● **Exercise requirements**
Whenever the word "title" appears in a line of the data below, copy that line.

(Items from an interface collection)
Start of Block
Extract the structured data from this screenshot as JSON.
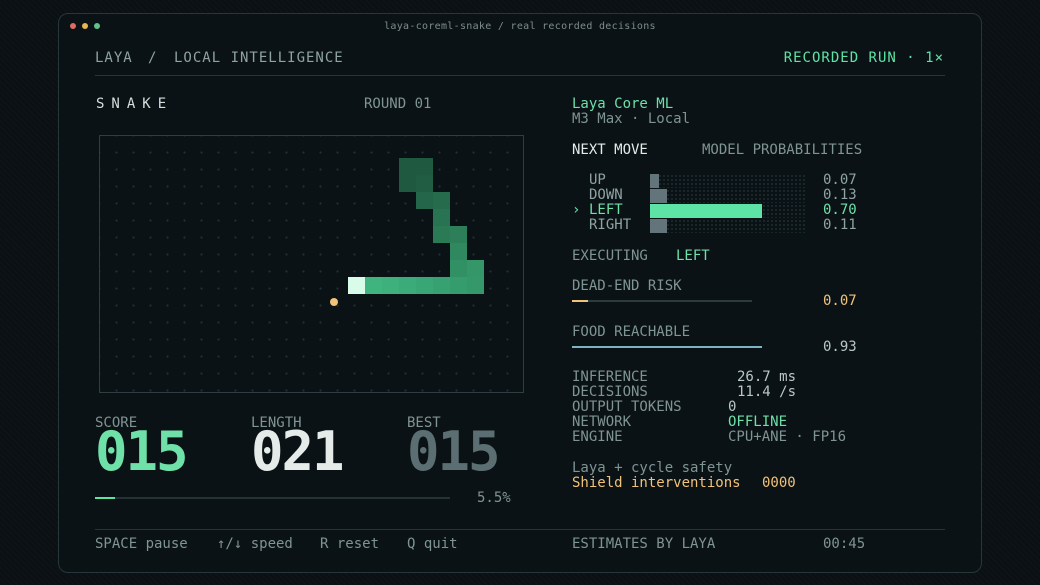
{
  "window": {
    "title": "laya-coreml-snake  /  real recorded decisions",
    "dots": [
      "#e06c5f",
      "#e8b54f",
      "#5fc28c"
    ]
  },
  "header": {
    "brand": "LAYA",
    "sep": "/",
    "section": "LOCAL INTELLIGENCE",
    "run_label": "RECORDED RUN · 1×"
  },
  "game": {
    "title": "SNAKE",
    "round": "ROUND 01",
    "score_label": "SCORE",
    "score": "015",
    "length_label": "LENGTH",
    "length": "021",
    "best_label": "BEST",
    "best": "015",
    "progress": 0.055,
    "progress_text": "5.5%"
  },
  "model": {
    "name": "Laya Core ML",
    "device": "M3 Max · Local",
    "next_move_label": "NEXT MOVE",
    "probs_label": "MODEL PROBABILITIES",
    "moves": [
      {
        "label": "UP",
        "value": "0.07",
        "p": 0.07,
        "selected": false,
        "marker": ""
      },
      {
        "label": "DOWN",
        "value": "0.13",
        "p": 0.13,
        "selected": false,
        "marker": ""
      },
      {
        "label": "LEFT",
        "value": "0.70",
        "p": 0.7,
        "selected": true,
        "marker": "›"
      },
      {
        "label": "RIGHT",
        "value": "0.11",
        "p": 0.11,
        "selected": false,
        "marker": ""
      }
    ],
    "executing_label": "EXECUTING",
    "executing_value": "LEFT",
    "dead_end_label": "DEAD-END RISK",
    "dead_end_value": "0.07",
    "dead_end": 0.07,
    "food_label": "FOOD REACHABLE",
    "food_value": "0.93",
    "food": 0.93
  },
  "stats": {
    "inference_label": "INFERENCE",
    "inference_value": "26.7 ms",
    "decisions_label": "DECISIONS",
    "decisions_value": "11.4 /s",
    "tokens_label": "OUTPUT TOKENS",
    "tokens_value": "0",
    "network_label": "NETWORK",
    "network_value": "OFFLINE",
    "engine_label": "ENGINE",
    "engine_value": "CPU+ANE · FP16"
  },
  "safety": {
    "line1": "Laya + cycle safety",
    "line2_label": "Shield interventions",
    "line2_value": "0000"
  },
  "footer": {
    "pause": "SPACE pause",
    "speed": "↑/↓ speed",
    "reset": "R reset",
    "quit": "Q quit",
    "estimates": "ESTIMATES BY LAYA",
    "time": "00:45"
  },
  "colors": {
    "accent": "#5ee3a6",
    "amber": "#f0c27a",
    "snake_dark": "#1d5b40",
    "snake_bright": "#3fbf86"
  }
}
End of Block
● **Completed task**
    "title": "laya-coreml-snake  /  real recorded decisions",
    "title": "SNAKE",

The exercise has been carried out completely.